### [To do]
Could you return the full listing below exactly as it appears?

────────────────

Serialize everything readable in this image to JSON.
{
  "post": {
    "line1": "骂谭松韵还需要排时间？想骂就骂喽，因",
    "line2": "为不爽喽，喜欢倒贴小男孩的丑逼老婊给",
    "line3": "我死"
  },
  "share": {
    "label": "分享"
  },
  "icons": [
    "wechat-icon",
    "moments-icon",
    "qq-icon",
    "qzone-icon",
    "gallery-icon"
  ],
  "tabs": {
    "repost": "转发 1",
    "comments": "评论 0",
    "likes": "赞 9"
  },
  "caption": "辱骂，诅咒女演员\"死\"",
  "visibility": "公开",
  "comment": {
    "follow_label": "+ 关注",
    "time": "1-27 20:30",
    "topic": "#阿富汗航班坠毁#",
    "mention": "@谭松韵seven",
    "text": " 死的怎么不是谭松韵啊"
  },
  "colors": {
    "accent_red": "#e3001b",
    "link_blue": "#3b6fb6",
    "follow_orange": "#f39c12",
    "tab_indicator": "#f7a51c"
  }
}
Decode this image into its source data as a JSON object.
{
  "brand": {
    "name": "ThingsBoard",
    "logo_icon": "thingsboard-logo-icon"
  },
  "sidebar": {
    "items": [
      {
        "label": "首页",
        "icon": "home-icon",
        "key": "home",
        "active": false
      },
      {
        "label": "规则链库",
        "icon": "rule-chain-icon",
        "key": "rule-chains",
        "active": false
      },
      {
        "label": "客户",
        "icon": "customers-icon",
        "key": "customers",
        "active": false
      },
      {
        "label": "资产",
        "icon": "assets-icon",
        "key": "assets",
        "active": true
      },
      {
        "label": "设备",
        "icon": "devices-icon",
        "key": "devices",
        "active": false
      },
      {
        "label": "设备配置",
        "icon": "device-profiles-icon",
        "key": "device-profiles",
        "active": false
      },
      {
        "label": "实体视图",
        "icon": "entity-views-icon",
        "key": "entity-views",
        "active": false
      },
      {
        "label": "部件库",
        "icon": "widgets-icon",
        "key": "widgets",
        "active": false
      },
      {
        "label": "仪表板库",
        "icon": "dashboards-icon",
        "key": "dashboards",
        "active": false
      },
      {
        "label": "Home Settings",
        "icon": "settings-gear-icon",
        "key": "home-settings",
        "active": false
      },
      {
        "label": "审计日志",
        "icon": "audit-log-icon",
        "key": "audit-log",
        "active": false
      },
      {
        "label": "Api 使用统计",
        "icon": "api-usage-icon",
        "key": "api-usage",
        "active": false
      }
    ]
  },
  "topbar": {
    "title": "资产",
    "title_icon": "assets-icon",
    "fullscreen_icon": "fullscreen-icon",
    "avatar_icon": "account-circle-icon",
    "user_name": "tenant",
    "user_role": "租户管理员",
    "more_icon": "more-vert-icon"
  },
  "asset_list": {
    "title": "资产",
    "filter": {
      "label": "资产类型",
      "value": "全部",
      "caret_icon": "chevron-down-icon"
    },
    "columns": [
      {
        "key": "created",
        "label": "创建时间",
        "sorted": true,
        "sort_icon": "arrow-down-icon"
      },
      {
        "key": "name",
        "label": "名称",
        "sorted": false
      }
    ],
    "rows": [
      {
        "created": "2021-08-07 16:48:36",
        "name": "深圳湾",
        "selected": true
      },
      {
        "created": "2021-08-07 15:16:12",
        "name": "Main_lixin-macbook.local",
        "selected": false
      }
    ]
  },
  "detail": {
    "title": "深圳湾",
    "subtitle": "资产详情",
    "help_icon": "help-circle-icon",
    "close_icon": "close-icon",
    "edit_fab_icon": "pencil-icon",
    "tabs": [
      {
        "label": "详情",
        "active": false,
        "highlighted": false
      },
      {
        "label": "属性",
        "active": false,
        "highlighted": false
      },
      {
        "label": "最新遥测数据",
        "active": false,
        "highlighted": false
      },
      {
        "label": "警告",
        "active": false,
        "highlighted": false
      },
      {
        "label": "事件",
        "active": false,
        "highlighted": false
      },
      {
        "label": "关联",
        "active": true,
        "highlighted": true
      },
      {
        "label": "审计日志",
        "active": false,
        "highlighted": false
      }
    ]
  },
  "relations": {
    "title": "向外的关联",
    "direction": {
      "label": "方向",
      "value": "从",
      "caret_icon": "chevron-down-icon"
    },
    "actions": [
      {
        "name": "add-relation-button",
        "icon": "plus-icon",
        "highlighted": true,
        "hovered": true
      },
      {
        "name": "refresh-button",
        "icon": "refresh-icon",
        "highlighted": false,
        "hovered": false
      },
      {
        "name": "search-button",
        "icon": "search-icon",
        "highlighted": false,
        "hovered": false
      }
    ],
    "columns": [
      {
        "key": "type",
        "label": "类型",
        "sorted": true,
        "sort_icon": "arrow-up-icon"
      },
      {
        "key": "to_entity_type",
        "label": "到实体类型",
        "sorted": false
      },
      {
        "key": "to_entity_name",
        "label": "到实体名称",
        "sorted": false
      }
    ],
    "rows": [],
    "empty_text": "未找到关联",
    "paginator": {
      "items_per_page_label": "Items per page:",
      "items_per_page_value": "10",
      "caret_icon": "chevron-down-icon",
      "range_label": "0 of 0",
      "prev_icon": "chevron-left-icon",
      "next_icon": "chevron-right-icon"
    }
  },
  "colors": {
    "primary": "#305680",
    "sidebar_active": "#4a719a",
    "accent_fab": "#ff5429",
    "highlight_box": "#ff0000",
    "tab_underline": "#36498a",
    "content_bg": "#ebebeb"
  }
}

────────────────

### [Answer]
Serialize everything readable in this image to JSON.
{
  "post": {
    "line1": "骂谭松韵还需要排时间？想骂就骂喽，因",
    "line2": "为不爽喽，喜欢倒贴小男孩的丑逼老婊给",
    "line3": "我死"
  },
  "share": {
    "label": "分享"
  },
  "icons": [
    "wechat-icon",
    "moments-icon",
    "qq-icon",
    "qzone-icon",
    "gallery-icon"
  ],
  "tabs": {
    "repost": "转发 1",
    "comments": "评论 0",
    "likes": "赞 9"
  },
  "caption": "辱骂，诅咒女演员\"死\"",
  "visibility": "公开",
  "comment": {
    "follow_label": "+ 关注",
    "time": "1-27 20:30",
    "topic": "#阿富汗航班坠毁#",
    "mention": "@谭松韵seven",
    "text": " 死的怎么不是谭松韵啊"
  },
  "colors": {
    "accent_red": "#e3001b",
    "link_blue": "#3b6fb6",
    "follow_orange": "#f39c12",
    "tab_indicator": "#f7a51c"
  }
}
Decode this image into its source data as a JSON object.
{
  "brand": {
    "name": "ThingsBoard",
    "logo_icon": "thingsboard-logo-icon"
  },
  "sidebar": {
    "items": [
      {
        "label": "首页",
        "icon": "home-icon",
        "key": "home",
        "active": false
      },
      {
        "label": "规则链库",
        "icon": "rule-chain-icon",
        "key": "rule-chains",
        "active": false
      },
      {
        "label": "客户",
        "icon": "customers-icon",
        "key": "customers",
        "active": false
      },
      {
        "label": "资产",
        "icon": "assets-icon",
        "key": "assets",
        "active": true
      },
      {
        "label": "设备",
        "icon": "devices-icon",
        "key": "devices",
        "active": false
      },
      {
        "label": "设备配置",
        "icon": "device-profiles-icon",
        "key": "device-profiles",
        "active": false
      },
      {
        "label": "实体视图",
        "icon": "entity-views-icon",
        "key": "entity-views",
        "active": false
      },
      {
        "label": "部件库",
        "icon": "widgets-icon",
        "key": "widgets",
        "active": false
      },
      {
        "label": "仪表板库",
        "icon": "dashboards-icon",
        "key": "dashboards",
        "active": false
      },
      {
        "label": "Home Settings",
        "icon": "settings-gear-icon",
        "key": "home-settings",
        "active": false
      },
      {
        "label": "审计日志",
        "icon": "audit-log-icon",
        "key": "audit-log",
        "active": false
      },
      {
        "label": "Api 使用统计",
        "icon": "api-usage-icon",
        "key": "api-usage",
        "active": false
      }
    ]
  },
  "topbar": {
    "title": "资产",
    "title_icon": "assets-icon",
    "fullscreen_icon": "fullscreen-icon",
    "avatar_icon": "account-circle-icon",
    "user_name": "tenant",
    "user_role": "租户管理员",
    "more_icon": "more-vert-icon"
  },
  "asset_list": {
    "title": "资产",
    "filter": {
      "label": "资产类型",
      "value": "全部",
      "caret_icon": "chevron-down-icon"
    },
    "columns": [
      {
        "key": "created",
        "label": "创建时间",
        "sorted": true,
        "sort_icon": "arrow-down-icon"
      },
      {
        "key": "name",
        "label": "名称",
        "sorted": false
      }
    ],
    "rows": [
      {
        "created": "2021-08-07 16:48:36",
        "name": "深圳湾",
        "selected": true
      },
      {
        "created": "2021-08-07 15:16:12",
        "name": "Main_lixin-macbook.local",
        "selected": false
      }
    ]
  },
  "detail": {
    "title": "深圳湾",
    "subtitle": "资产详情",
    "help_icon": "help-circle-icon",
    "close_icon": "close-icon",
    "edit_fab_icon": "pencil-icon",
    "tabs": [
      {
        "label": "详情",
        "active": false,
        "highlighted": false
      },
      {
        "label": "属性",
        "active": false,
        "highlighted": false
      },
      {
        "label": "最新遥测数据",
        "active": false,
        "highlighted": false
      },
      {
        "label": "警告",
        "active": false,
        "highlighted": false
      },
      {
        "label": "事件",
        "active": false,
        "highlighted": false
      },
      {
        "label": "关联",
        "active": true,
        "highlighted": true
      },
      {
        "label": "审计日志",
        "active": false,
        "highlighted": false
      }
    ]
  },
  "relations": {
    "title": "向外的关联",
    "direction": {
      "label": "方向",
      "value": "从",
      "caret_icon": "chevron-down-icon"
    },
    "actions": [
      {
        "name": "add-relation-button",
        "icon": "plus-icon",
        "highlighted": true,
        "hovered": true
      },
      {
        "name": "refresh-button",
        "icon": "refresh-icon",
        "highlighted": false,
        "hovered": false
      },
      {
        "name": "search-button",
        "icon": "search-icon",
        "highlighted": false,
        "hovered": false
      }
    ],
    "columns": [
      {
        "key": "type",
        "label": "类型",
        "sorted": true,
        "sort_icon": "arrow-up-icon"
      },
      {
        "key": "to_entity_type",
        "label": "到实体类型",
        "sorted": false
      },
      {
        "key": "to_entity_name",
        "label": "到实体名称",
        "sorted": false
      }
    ],
    "rows": [],
    "empty_text": "未找到关联",
    "paginator": {
      "items_per_page_label": "Items per page:",
      "items_per_page_value": "10",
      "caret_icon": "chevron-down-icon",
      "range_label": "0 of 0",
      "prev_icon": "chevron-left-icon",
      "next_icon": "chevron-right-icon"
    }
  },
  "colors": {
    "primary": "#305680",
    "sidebar_active": "#4a719a",
    "accent_fab": "#ff5429",
    "highlight_box": "#ff0000",
    "tab_underline": "#36498a",
    "content_bg": "#ebebeb"
  }
}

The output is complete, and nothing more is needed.